The use of internet and technology in schools is a great asset. It opens a world of possibilities for teaching and learning, but in many peoples eyes it opens up a whole world of concern as well. To combat those concerns of students drifting to off task sites, finding inappropriate materials, or talking to someone they should not, districts, schools and teachers should develop acceptable use policies. These policies help set criteria for students, similar to the criteria for behavior in school on a daily basis.
As important as acceptable use policies are to the safety of students, experts note that they should “be based on a philosophy that balances freedom and responsibility.” I believe that it is important to teach students how to navigate their internet resources appropriately without doing it for them. It is an important strategy as global citizens to be able to decipher information. Rather than place harsh restrictions and begin with punishments, acceptable use policies should provide a guidelines that outline how to be safe. They should began by explaining what the policy is for and providing definitions to alleviate any misconceptions or confusion. They should provide an opportunity to students to learn about the policy and then explain the “acceptable” use that students must follow. Although you do not want to discourage students ability to decipher information, the next sections in an acceptable use policy allow students to understand that they can “abuse” the privileged to access information, as well as, put themselves in danger. Therefore, acceptable use policies should include a “non-acceptable” use section, as well as, how violations will be handled (Education World). Using this depth in an acceptable use policy will be beneficial in proactively planning for use of the internet.
For schools with younger students, it is important to not only educate students on how to use the internet acceptable, but also help minimize their access to inappropriate sites. Firewalls and filters can be beneficial to minimize student traffic on inappropriate sites. However, these are not 100% effective, again promoting that teaching students appropriate use is most beneficial. As students get older, Firewalls can prove troublesome, as they may block sites that are necessary to an assignment. For example, many civil war sites are blocked to students at my school. However, my students conduct and independent project on the civil war generating digital museum galleries and they need access to many resources. As a district, we had to quickly redesign our acceptable use policy and change the firewalls to allow students to access these sometimes controversial sites.
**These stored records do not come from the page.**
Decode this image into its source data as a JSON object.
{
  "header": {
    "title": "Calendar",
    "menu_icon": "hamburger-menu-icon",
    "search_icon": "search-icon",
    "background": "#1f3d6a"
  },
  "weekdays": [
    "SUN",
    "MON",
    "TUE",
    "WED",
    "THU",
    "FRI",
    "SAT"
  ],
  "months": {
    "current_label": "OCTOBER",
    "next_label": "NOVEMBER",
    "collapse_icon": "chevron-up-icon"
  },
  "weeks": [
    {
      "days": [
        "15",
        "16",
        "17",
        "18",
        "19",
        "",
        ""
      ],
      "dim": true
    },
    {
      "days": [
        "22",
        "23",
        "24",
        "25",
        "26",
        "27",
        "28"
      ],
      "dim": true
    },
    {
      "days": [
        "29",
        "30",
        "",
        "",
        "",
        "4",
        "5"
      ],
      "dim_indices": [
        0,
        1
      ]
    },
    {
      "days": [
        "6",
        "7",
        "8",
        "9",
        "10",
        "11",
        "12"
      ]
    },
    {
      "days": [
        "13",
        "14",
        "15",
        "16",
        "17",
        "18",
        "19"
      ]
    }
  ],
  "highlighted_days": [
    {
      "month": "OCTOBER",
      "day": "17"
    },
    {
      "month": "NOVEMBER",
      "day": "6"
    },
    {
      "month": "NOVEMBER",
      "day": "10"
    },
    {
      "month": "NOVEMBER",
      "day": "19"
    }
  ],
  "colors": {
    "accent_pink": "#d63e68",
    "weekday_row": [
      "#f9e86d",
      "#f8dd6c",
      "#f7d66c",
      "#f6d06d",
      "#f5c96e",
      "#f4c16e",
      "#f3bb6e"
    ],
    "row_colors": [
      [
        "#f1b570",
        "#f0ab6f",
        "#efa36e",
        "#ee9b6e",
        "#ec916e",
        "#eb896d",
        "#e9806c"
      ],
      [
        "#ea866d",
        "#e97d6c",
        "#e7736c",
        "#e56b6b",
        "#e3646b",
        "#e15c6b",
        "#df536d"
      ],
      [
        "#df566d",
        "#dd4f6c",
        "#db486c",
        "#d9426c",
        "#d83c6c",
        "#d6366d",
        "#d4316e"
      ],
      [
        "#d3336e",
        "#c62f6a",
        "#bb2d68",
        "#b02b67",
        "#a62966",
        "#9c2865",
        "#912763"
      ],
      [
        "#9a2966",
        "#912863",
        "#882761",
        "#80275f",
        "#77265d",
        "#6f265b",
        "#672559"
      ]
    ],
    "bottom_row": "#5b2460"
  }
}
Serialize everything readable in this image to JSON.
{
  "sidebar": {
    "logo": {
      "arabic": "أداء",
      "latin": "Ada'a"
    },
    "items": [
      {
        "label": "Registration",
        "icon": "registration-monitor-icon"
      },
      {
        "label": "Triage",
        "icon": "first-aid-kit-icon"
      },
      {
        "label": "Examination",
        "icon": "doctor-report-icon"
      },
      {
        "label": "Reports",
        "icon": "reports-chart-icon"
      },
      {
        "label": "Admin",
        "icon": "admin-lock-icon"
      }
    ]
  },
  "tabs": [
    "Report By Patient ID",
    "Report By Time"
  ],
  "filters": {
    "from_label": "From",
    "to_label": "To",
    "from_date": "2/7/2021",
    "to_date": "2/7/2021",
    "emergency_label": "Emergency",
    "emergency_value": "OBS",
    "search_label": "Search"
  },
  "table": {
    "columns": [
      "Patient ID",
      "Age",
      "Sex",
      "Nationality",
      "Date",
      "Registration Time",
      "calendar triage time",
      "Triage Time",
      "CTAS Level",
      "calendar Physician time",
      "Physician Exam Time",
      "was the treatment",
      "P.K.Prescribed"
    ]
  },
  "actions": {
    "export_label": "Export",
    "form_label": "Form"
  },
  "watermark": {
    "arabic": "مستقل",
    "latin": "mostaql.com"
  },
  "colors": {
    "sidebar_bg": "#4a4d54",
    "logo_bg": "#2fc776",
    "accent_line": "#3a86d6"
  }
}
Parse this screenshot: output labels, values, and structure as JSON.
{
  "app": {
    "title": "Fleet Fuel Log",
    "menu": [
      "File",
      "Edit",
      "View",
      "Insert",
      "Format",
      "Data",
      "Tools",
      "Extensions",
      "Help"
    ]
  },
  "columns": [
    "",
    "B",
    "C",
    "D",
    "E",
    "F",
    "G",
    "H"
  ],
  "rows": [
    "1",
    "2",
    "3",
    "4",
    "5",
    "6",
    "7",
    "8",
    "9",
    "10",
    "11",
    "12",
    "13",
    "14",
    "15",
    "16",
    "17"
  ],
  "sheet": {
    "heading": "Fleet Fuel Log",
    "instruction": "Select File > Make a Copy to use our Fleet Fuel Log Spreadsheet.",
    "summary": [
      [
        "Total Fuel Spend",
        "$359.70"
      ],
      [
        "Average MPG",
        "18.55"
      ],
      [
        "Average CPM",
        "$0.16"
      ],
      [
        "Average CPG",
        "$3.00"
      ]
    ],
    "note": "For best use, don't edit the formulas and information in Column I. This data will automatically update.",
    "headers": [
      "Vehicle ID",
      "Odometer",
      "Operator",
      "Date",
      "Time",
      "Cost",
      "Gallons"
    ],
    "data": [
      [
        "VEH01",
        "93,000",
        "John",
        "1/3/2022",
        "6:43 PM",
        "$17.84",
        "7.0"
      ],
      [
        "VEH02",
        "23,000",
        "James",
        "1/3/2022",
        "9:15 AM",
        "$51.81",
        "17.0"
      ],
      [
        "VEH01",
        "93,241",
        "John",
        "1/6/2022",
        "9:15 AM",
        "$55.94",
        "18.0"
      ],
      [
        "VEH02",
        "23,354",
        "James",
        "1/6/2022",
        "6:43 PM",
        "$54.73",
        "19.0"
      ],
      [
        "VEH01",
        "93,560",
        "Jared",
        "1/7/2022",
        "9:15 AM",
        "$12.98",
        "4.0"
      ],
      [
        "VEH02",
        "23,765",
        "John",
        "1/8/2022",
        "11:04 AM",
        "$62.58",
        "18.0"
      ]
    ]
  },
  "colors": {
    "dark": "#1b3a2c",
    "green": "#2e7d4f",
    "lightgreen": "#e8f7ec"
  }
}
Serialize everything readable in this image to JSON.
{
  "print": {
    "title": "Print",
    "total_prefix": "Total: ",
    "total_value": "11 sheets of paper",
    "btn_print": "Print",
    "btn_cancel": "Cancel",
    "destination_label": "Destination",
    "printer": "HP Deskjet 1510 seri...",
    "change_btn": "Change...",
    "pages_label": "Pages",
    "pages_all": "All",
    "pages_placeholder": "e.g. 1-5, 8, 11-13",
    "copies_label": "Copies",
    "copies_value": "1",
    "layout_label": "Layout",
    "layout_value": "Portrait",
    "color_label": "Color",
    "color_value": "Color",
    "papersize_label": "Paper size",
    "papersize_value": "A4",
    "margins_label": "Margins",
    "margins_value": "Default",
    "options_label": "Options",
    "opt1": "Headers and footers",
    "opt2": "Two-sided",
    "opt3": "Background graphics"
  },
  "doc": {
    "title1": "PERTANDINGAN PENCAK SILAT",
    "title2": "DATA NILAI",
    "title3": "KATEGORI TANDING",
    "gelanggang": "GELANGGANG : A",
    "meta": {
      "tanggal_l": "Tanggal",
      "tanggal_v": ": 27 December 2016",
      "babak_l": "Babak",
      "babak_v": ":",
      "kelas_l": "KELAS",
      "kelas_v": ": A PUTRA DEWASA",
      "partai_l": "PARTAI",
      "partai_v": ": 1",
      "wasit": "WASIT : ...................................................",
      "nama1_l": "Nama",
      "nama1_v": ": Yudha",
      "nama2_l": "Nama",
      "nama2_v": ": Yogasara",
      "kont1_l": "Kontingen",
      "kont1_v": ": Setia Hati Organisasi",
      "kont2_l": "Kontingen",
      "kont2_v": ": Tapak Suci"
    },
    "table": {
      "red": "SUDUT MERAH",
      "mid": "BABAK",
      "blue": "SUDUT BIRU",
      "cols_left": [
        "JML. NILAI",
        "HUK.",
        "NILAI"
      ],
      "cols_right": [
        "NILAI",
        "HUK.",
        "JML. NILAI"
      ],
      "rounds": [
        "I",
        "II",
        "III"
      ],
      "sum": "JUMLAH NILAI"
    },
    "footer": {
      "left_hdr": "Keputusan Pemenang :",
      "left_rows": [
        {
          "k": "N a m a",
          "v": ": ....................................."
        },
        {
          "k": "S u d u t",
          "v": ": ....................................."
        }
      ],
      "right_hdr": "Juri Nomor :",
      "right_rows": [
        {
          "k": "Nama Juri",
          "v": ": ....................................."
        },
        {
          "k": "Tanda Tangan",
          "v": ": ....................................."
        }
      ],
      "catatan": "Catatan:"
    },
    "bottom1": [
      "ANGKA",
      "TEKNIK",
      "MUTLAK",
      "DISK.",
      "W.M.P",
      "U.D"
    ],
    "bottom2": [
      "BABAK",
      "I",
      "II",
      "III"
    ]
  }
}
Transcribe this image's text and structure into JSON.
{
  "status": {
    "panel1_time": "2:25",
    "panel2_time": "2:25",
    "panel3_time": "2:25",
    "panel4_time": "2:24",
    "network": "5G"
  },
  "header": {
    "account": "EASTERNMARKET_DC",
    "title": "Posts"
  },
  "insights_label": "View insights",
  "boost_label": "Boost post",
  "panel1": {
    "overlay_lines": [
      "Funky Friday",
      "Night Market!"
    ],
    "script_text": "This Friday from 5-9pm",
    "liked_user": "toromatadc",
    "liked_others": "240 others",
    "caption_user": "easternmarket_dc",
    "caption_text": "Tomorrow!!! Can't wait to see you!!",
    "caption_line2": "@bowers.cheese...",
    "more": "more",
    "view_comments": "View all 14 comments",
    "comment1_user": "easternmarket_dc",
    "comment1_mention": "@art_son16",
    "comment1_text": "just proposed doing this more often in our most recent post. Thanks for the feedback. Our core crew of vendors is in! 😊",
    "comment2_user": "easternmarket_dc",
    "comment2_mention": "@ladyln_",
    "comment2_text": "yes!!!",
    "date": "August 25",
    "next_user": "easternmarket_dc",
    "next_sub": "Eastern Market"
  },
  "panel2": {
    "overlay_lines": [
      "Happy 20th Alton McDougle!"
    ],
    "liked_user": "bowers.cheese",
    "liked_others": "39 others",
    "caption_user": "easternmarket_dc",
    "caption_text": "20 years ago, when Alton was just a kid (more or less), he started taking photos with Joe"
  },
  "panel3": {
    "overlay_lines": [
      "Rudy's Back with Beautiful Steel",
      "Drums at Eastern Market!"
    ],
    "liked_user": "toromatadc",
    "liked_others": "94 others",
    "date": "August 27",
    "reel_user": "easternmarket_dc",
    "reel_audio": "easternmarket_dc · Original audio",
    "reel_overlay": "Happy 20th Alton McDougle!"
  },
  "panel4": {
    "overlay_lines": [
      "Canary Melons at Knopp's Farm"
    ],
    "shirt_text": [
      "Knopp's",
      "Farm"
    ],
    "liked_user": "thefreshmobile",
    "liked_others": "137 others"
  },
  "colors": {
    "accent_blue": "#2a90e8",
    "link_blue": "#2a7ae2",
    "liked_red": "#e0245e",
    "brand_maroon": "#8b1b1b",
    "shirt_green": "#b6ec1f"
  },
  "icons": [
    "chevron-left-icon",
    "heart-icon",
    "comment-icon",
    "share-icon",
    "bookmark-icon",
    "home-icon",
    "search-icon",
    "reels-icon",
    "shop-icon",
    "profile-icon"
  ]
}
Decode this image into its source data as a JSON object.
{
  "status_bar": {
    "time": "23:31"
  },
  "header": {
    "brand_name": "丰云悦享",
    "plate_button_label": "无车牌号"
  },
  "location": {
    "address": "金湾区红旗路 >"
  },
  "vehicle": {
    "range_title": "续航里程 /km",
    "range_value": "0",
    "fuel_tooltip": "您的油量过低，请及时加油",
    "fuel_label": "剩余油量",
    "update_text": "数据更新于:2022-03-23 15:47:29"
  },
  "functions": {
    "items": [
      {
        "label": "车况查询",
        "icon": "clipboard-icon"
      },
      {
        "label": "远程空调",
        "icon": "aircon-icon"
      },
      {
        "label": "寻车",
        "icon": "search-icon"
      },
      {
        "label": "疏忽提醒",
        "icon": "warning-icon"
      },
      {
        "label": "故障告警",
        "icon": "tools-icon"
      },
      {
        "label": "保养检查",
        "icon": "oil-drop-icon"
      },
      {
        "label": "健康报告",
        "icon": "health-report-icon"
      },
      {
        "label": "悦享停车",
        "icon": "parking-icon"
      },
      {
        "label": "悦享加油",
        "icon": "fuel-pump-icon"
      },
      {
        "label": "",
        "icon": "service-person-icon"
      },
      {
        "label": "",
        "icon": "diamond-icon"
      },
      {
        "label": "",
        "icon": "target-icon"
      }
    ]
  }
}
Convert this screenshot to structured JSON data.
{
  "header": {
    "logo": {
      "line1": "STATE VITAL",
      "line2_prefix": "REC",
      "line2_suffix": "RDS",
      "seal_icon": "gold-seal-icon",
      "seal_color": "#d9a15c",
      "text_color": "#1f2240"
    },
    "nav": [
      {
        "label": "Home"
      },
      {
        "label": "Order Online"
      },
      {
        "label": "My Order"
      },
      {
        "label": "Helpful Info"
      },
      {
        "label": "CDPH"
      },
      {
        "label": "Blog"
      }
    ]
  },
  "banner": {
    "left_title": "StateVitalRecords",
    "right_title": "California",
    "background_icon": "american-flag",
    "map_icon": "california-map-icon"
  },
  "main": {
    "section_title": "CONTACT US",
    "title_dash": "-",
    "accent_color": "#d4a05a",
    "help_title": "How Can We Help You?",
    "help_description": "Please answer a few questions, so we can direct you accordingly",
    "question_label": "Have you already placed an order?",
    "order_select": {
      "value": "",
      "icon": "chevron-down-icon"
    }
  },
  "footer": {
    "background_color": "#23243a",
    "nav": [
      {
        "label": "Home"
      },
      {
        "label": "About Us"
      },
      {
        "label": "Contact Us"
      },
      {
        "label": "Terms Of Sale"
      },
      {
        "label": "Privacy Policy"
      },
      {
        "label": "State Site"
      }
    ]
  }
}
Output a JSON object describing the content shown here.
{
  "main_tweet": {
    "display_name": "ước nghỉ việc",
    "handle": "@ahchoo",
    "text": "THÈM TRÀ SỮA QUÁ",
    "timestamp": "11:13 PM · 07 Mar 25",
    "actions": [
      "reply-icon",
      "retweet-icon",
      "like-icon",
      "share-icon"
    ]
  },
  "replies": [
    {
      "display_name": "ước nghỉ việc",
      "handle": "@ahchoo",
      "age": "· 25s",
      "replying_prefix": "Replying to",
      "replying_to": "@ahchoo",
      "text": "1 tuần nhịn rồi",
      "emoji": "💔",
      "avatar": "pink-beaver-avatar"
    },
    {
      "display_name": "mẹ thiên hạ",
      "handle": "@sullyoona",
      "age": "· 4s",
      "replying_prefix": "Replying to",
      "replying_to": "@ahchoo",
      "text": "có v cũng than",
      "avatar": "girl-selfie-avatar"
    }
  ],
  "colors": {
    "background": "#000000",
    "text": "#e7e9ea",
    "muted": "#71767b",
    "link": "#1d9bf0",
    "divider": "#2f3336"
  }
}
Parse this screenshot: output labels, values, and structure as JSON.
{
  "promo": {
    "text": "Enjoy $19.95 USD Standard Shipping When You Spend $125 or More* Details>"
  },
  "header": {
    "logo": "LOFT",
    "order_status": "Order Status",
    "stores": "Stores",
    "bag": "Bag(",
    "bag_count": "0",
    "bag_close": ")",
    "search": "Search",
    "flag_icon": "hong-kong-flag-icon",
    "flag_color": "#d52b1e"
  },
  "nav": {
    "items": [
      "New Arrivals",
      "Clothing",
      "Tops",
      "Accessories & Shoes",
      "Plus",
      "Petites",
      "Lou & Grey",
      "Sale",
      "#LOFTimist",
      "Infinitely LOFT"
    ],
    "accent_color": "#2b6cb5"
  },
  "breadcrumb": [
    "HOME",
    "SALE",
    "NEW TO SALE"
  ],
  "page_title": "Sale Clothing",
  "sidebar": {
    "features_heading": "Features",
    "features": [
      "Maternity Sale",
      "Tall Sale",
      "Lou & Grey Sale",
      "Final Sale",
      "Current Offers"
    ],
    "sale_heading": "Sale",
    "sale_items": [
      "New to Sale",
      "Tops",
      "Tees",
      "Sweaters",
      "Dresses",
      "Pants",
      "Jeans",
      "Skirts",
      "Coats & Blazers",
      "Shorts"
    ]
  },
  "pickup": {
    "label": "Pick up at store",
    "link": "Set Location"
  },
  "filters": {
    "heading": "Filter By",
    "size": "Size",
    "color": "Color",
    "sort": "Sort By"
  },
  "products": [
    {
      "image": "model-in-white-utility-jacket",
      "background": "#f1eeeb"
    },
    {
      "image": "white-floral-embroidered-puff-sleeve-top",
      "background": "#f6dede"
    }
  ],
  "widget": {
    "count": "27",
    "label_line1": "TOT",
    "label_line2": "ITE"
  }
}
Another concern for students are their privacy issues. For example, my students create blogs to share their work. The intent of these blogs is to help students reach a more global audience and share their responses and ask questions of experts. However, parents and students are allowed to “opt out” of having their blogs public. Additionally, acceptable use policies can help students to understand the concept of not posting their full name and personal information. Our students blogs do not include our school district and just use student first names at this time. It is important to consider safety and privacy issues when creating an acceptable use policy (Roblyer, 2016). While these may not be a result of “student misuse” they are major part to teaching students to navigate the internet appropriate.
Below are some examples of acceptable use policies:
- Westport Public Schools – provides a list of guidelines
- Boston Public Schools – this site provides background to the creation of Boston’s AUP. They explain what their hopes and dreams were for creating a unique AUP that focused on being student-centered. Their pdocasts and resources are linked on the site.
- East Detroit Public Schools – I like the simplicity of the first page of this PDF. I think it provides much of the information i referenced above and keeps it simple enough for students to follow.
- Eugene, Oregon School District – This example fits vert well into the model provided by Education World.
Roblyer, M. D. (2016). Integrating educational technology into teaching (7th ed.). Boston: Pearson.
“Education World: Getting Started on the Internet: Acceptable Use Policies.” Education World: Getting Started on the Internet: Acceptable Use Policies. Education World, 2009. Web. 10 Oct. 2016.